Did You Know?

The largest beer festival in the world is Oktoberfest in Germany.

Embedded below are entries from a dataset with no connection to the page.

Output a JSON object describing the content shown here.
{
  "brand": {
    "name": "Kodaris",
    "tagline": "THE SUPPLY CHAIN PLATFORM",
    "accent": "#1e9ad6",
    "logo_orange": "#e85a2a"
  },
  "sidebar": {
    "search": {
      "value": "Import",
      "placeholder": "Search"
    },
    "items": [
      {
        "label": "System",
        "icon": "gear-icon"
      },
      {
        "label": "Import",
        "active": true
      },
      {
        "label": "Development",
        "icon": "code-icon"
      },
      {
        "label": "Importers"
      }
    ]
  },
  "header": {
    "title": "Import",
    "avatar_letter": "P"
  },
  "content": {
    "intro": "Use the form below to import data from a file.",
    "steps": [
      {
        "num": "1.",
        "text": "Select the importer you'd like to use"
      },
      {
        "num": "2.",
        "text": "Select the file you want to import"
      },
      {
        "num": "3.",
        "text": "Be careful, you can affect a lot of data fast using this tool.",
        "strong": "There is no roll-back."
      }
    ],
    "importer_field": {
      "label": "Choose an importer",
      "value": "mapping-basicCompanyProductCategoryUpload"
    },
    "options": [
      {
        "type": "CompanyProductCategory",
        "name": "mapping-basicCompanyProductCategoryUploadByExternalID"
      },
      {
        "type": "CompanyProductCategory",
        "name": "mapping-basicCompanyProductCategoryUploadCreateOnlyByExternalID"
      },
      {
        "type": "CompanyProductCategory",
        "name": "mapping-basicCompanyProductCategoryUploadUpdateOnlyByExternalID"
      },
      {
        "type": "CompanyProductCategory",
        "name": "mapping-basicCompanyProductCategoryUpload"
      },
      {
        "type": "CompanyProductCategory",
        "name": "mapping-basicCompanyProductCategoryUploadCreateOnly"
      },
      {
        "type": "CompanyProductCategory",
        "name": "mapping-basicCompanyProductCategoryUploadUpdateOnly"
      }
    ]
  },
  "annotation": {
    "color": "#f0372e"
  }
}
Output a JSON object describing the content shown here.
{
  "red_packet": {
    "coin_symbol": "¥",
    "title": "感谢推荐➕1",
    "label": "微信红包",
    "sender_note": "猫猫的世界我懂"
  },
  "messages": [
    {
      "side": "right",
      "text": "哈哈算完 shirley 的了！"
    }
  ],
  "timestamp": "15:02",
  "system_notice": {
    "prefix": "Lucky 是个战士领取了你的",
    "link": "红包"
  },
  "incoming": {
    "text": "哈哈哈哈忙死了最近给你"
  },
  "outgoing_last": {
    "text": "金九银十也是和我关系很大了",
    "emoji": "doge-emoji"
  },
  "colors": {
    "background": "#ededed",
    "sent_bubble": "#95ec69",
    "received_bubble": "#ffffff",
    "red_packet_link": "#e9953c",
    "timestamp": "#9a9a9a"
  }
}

Several other smaller beer festivals are held all over Germany all over the year.

The 2nd largest
beer festival in Germany and probably in Europe, is the Cannstatter Volksfest in Stuttgart.